Return the listing below exactly, with the pictures dropped.

--- START ---

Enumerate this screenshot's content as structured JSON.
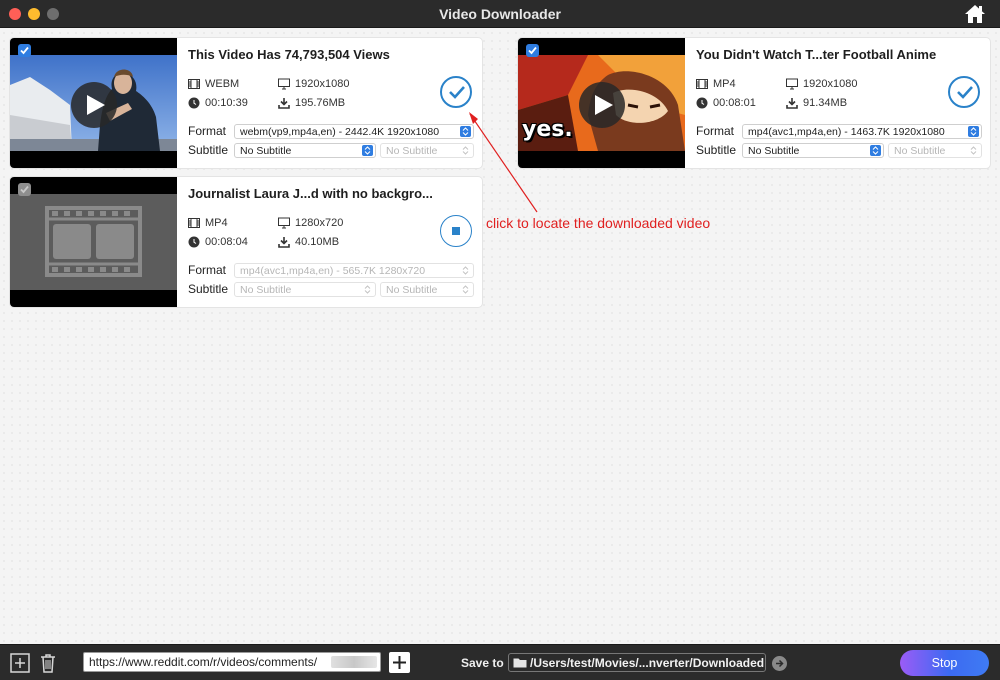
{
  "window": {
    "title": "Video Downloader",
    "home_icon": "home-icon"
  },
  "colors": {
    "accent": "#2f7de1",
    "done": "#2a82c9",
    "annotation": "#e02020",
    "stop_gradient_start": "#9b5cf6",
    "stop_gradient_end": "#3f7bf3"
  },
  "videos": [
    {
      "title": "This Video Has 74,793,504 Views",
      "format": "WEBM",
      "resolution": "1920x1080",
      "duration": "00:10:39",
      "size": "195.76MB",
      "format_option": "webm(vp9,mp4a,en) - 2442.4K 1920x1080",
      "subtitle_option": "No Subtitle",
      "subtitle2_option": "No Subtitle",
      "status": "done",
      "checked": true
    },
    {
      "title": "You Didn't Watch T...ter Football Anime",
      "format": "MP4",
      "resolution": "1920x1080",
      "duration": "00:08:01",
      "size": "91.34MB",
      "format_option": "mp4(avc1,mp4a,en) - 1463.7K 1920x1080",
      "subtitle_option": "No Subtitle",
      "subtitle2_option": "No Subtitle",
      "thumb_text": "yes.",
      "status": "done",
      "checked": true
    },
    {
      "title": "Journalist Laura J...d with no backgro...",
      "format": "MP4",
      "resolution": "1280x720",
      "duration": "00:08:04",
      "size": "40.10MB",
      "format_option": "mp4(avc1,mp4a,en) - 565.7K 1280x720",
      "subtitle_option": "No Subtitle",
      "subtitle2_option": "No Subtitle",
      "status": "downloading",
      "checked": true
    }
  ],
  "labels": {
    "format": "Format",
    "subtitle": "Subtitle"
  },
  "annotation": "click to locate the downloaded video",
  "bottom": {
    "url": "https://www.reddit.com/r/videos/comments/",
    "save_to_label": "Save to",
    "save_path": "/Users/test/Movies/...nverter/Downloaded",
    "stop_label": "Stop"
  }
}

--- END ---

* **FINISHED EXERCISE**:
Enumerate this screenshot's content as structured JSON.
{
  "window": {
    "title": "Video Downloader",
    "home_icon": "home-icon"
  },
  "colors": {
    "accent": "#2f7de1",
    "done": "#2a82c9",
    "annotation": "#e02020",
    "stop_gradient_start": "#9b5cf6",
    "stop_gradient_end": "#3f7bf3"
  },
  "videos": [
    {
      "title": "This Video Has 74,793,504 Views",
      "format": "WEBM",
      "resolution": "1920x1080",
      "duration": "00:10:39",
      "size": "195.76MB",
      "format_option": "webm(vp9,mp4a,en) - 2442.4K 1920x1080",
      "subtitle_option": "No Subtitle",
      "subtitle2_option": "No Subtitle",
      "status": "done",
      "checked": true
    },
    {
      "title": "You Didn't Watch T...ter Football Anime",
      "format": "MP4",
      "resolution": "1920x1080",
      "duration": "00:08:01",
      "size": "91.34MB",
      "format_option": "mp4(avc1,mp4a,en) - 1463.7K 1920x1080",
      "subtitle_option": "No Subtitle",
      "subtitle2_option": "No Subtitle",
      "thumb_text": "yes.",
      "status": "done",
      "checked": true
    },
    {
      "title": "Journalist Laura J...d with no backgro...",
      "format": "MP4",
      "resolution": "1280x720",
      "duration": "00:08:04",
      "size": "40.10MB",
      "format_option": "mp4(avc1,mp4a,en) - 565.7K 1280x720",
      "subtitle_option": "No Subtitle",
      "subtitle2_option": "No Subtitle",
      "status": "downloading",
      "checked": true
    }
  ],
  "labels": {
    "format": "Format",
    "subtitle": "Subtitle"
  },
  "annotation": "click to locate the downloaded video",
  "bottom": {
    "url": "https://www.reddit.com/r/videos/comments/",
    "save_to_label": "Save to",
    "save_path": "/Users/test/Movies/...nverter/Downloaded",
    "stop_label": "Stop"
  }
}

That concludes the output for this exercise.